ACTIVITY:
What is the count of lines in the records that include "description"? Reply with that number alone.
═══ DATA RECORDS ═══
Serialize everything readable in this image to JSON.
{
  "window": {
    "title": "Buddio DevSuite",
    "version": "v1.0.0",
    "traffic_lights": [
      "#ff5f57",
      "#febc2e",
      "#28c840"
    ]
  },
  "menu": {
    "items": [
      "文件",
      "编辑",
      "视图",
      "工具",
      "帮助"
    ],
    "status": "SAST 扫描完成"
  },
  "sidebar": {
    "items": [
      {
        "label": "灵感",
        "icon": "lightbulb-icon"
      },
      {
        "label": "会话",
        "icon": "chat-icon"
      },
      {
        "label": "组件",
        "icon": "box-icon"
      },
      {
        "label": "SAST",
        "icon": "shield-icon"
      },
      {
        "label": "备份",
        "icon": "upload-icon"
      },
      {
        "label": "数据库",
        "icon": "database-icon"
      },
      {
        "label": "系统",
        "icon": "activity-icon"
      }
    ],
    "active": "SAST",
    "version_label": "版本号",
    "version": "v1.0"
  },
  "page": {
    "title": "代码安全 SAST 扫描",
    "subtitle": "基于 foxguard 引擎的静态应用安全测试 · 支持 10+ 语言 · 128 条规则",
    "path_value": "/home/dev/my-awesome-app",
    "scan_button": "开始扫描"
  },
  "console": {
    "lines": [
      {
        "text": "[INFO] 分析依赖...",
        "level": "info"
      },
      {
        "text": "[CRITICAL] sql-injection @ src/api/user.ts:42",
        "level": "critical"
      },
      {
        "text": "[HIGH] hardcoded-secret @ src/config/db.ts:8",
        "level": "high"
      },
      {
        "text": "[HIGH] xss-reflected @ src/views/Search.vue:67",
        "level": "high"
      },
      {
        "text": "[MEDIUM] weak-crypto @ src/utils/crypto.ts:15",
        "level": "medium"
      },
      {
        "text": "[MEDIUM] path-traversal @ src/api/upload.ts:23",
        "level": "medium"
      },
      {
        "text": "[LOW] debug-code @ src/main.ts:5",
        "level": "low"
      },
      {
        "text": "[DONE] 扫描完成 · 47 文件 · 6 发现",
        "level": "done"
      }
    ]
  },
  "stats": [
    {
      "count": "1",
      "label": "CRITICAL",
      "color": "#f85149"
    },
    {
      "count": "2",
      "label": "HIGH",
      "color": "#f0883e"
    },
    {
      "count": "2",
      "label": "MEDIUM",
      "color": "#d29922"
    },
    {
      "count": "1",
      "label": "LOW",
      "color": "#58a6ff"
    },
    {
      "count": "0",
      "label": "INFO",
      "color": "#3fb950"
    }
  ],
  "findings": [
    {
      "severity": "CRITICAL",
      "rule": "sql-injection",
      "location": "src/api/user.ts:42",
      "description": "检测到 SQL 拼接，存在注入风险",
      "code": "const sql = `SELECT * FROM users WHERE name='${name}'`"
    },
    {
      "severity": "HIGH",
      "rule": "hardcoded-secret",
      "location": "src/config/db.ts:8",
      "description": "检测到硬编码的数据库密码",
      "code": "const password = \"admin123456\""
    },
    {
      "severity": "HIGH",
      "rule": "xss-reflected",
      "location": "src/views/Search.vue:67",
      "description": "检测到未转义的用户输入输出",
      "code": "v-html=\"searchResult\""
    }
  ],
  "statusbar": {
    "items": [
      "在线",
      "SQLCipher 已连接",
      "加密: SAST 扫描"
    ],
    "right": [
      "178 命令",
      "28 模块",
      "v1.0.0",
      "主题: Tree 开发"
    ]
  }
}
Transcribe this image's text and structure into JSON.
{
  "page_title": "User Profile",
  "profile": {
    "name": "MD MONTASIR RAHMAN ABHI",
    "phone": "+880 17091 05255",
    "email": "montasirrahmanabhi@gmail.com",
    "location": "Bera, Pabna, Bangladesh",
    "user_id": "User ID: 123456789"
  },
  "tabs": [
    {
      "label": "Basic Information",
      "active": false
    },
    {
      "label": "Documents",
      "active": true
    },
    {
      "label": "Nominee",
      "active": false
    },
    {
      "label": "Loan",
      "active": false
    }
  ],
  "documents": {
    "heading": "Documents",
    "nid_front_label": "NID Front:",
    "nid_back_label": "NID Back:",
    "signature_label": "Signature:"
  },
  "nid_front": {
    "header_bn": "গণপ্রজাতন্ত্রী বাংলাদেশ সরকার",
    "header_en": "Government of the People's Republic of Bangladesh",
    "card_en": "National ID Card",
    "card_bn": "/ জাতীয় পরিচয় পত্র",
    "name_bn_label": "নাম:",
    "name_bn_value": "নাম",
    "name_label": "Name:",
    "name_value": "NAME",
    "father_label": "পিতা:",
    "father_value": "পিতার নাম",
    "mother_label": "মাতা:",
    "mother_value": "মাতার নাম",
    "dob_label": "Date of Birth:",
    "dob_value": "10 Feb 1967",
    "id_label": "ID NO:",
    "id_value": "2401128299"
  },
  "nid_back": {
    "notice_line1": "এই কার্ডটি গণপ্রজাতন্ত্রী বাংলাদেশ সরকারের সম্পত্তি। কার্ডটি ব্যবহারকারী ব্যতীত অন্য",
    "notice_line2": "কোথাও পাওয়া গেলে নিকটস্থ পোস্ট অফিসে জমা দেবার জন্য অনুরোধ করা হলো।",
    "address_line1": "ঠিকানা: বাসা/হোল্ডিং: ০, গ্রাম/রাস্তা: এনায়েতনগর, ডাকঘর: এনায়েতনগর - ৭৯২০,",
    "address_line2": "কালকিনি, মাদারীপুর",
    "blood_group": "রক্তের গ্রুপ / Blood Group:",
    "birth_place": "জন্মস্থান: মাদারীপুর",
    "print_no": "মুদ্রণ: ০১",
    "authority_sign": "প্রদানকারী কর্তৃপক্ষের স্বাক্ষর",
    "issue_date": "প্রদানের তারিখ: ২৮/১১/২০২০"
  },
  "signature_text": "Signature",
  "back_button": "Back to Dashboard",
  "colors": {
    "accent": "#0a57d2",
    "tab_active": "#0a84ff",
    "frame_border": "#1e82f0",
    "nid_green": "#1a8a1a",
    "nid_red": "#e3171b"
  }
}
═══
FINISHED TASK:
3